A U.S.-based pharmacy industry group hopes it will be able to require online pharmacies to qualify for a ".pharmacy" domain name to assure consumers that they're legitimate, Drug Store News reported on Wednesday (April 17).
The National Association of Boards of Pharmacy (NABP) applied for control of the .pharmacy top-level domain (TLD) last June, as part an expansion of the Internet domain-name system. (The TLD is at the very end of a domain name. Most major retailers end their domains with the TLD .com.) If the NABP is awarded control of .pharmacy, it plans to vet applicants to make sure they meet applicable pharmacy licensing and regulations. According to the group, 97 percent of the 10,275 online pharmacies it has reviewed are out of compliance with U.S. pharmacy laws and practice standards.

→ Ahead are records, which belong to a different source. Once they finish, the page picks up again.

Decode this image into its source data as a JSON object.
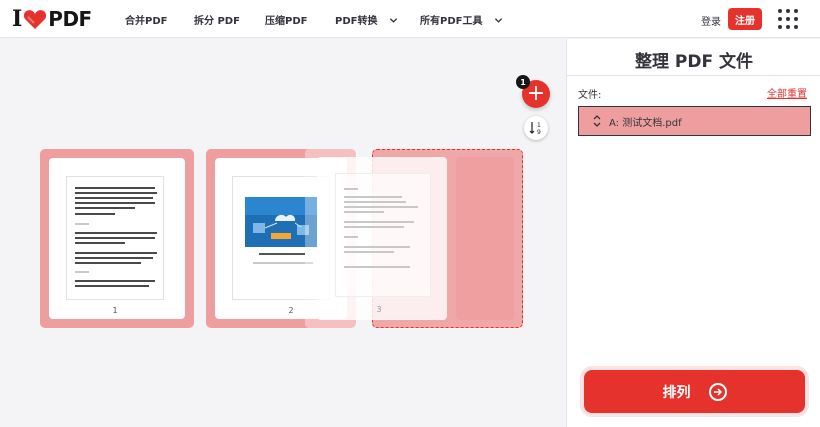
{
  "brand": {
    "logo_i": "I",
    "logo_pdf": "PDF",
    "accent": "#e5322d"
  },
  "nav": [
    {
      "label": "合并PDF"
    },
    {
      "label": "拆分 PDF"
    },
    {
      "label": "压缩PDF"
    },
    {
      "label": "PDF转换"
    },
    {
      "label": "所有PDF工具"
    }
  ],
  "account": {
    "login": "登录",
    "signup": "注册"
  },
  "workspace": {
    "add_count": "1",
    "add_icon": "+",
    "pages": [
      {
        "number": "1"
      },
      {
        "number": "2",
        "caption": "图 1·1 HCIA 云计算 认证 考试 路线图"
      },
      {
        "number": "3"
      }
    ]
  },
  "panel": {
    "title": "整理 PDF 文件",
    "files_label": "文件:",
    "reset_label": "全部重置",
    "file_name": "A: 测试文档.pdf",
    "submit_label": "排列"
  }
}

NABP also said it has formed partnerships with international regulators, pharmacy organizations and law enforcement organizations to encourage use of the name.
What the group hasn't said is how exactly it will get online pharmacies to apply for new .pharmacy domain names. Mentioning partnerships with regulators and law enforcement is a none-too-subtle hint that NABP hopes to make the .pharmacy names—and the vetting that goes along with them—a legal requirement. But that's still only a hint, and a long way from enforceable regulations.
Even more of a problem is the fact that most chains that operate retail pharmacies in the U.S. (the NABP's home country) have no intention of abandoning their .com domain names. Will Walmart (NYSE:WMT) risk confusing its pharmacy customers by switching every customer to Walmart.pharmacy in midshopping trip? How about Target (NYSE:TGT), Kroger (NYSE:KR), Costco (NASDAQ:COST) and Safeway (NYSE:SWY)? (Both Walmart and Safeway have also applied for their own new vanity TLDs, which makes them even less likely to pay extra for .pharmacy if they're not legally required to use it.) And that list still doesn't get to the pure-play drugstore chains like Walgreen's (NYSE:WAG), CVS (NYSE:CVS) and Rite Aid (NYSE:RAD). If the NABP can't get online pharmacies in its home country to buy into the domain-name change, how will it convince the rest of the world?
That's the fundamental problem with the idea of regulation-by-domain-name. It's not impossible to control who can use a particular TLD. In fact, that's the easy part. But .com is so widely used that it's the default for both retailers and customers. The real challenge is getting retailers to pay extra for a specialized TLD that isn't familiar to customers and thus doesn't actually seem to offer them any benefit. Unless there's a much bigger stick behind it than hoping for adoption, it's not likely to happen.